● **Prompt**
Could you copy every record below exactly as it stands?

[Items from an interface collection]
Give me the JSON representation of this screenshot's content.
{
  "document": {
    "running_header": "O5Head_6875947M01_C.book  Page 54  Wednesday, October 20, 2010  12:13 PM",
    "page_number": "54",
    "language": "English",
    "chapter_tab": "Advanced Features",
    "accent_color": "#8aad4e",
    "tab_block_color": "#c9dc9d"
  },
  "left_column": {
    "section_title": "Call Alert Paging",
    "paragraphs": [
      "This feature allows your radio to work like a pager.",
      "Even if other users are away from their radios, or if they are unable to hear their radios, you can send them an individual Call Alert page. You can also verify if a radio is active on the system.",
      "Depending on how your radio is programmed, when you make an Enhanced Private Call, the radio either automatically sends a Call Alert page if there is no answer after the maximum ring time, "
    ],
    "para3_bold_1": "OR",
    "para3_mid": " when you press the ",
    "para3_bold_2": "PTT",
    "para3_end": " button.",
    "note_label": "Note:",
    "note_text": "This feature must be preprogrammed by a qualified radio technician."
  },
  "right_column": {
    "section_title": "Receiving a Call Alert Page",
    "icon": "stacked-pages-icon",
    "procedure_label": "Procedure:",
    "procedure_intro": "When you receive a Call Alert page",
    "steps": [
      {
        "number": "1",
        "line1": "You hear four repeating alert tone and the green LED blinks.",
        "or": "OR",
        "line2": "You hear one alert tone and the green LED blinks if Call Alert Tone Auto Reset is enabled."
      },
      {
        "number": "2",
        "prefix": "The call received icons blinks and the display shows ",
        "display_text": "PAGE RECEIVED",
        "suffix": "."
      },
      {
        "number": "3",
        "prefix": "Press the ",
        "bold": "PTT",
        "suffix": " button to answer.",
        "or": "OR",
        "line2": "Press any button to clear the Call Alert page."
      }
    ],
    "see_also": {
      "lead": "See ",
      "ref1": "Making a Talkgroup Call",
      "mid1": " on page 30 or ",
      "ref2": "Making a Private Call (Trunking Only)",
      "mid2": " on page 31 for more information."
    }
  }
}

● **Reply to the task**
Give me the JSON representation of this screenshot's content.
{
  "document": {
    "running_header": "O5Head_6875947M01_C.book  Page 54  Wednesday, October 20, 2010  12:13 PM",
    "page_number": "54",
    "language": "English",
    "chapter_tab": "Advanced Features",
    "accent_color": "#8aad4e",
    "tab_block_color": "#c9dc9d"
  },
  "left_column": {
    "section_title": "Call Alert Paging",
    "paragraphs": [
      "This feature allows your radio to work like a pager.",
      "Even if other users are away from their radios, or if they are unable to hear their radios, you can send them an individual Call Alert page. You can also verify if a radio is active on the system.",
      "Depending on how your radio is programmed, when you make an Enhanced Private Call, the radio either automatically sends a Call Alert page if there is no answer after the maximum ring time, "
    ],
    "para3_bold_1": "OR",
    "para3_mid": " when you press the ",
    "para3_bold_2": "PTT",
    "para3_end": " button.",
    "note_label": "Note:",
    "note_text": "This feature must be preprogrammed by a qualified radio technician."
  },
  "right_column": {
    "section_title": "Receiving a Call Alert Page",
    "icon": "stacked-pages-icon",
    "procedure_label": "Procedure:",
    "procedure_intro": "When you receive a Call Alert page",
    "steps": [
      {
        "number": "1",
        "line1": "You hear four repeating alert tone and the green LED blinks.",
        "or": "OR",
        "line2": "You hear one alert tone and the green LED blinks if Call Alert Tone Auto Reset is enabled."
      },
      {
        "number": "2",
        "prefix": "The call received icons blinks and the display shows ",
        "display_text": "PAGE RECEIVED",
        "suffix": "."
      },
      {
        "number": "3",
        "prefix": "Press the ",
        "bold": "PTT",
        "suffix": " button to answer.",
        "or": "OR",
        "line2": "Press any button to clear the Call Alert page."
      }
    ],
    "see_also": {
      "lead": "See ",
      "ref1": "Making a Talkgroup Call",
      "mid1": " on page 30 or ",
      "ref2": "Making a Private Call (Trunking Only)",
      "mid2": " on page 31 for more information."
    }
  }
}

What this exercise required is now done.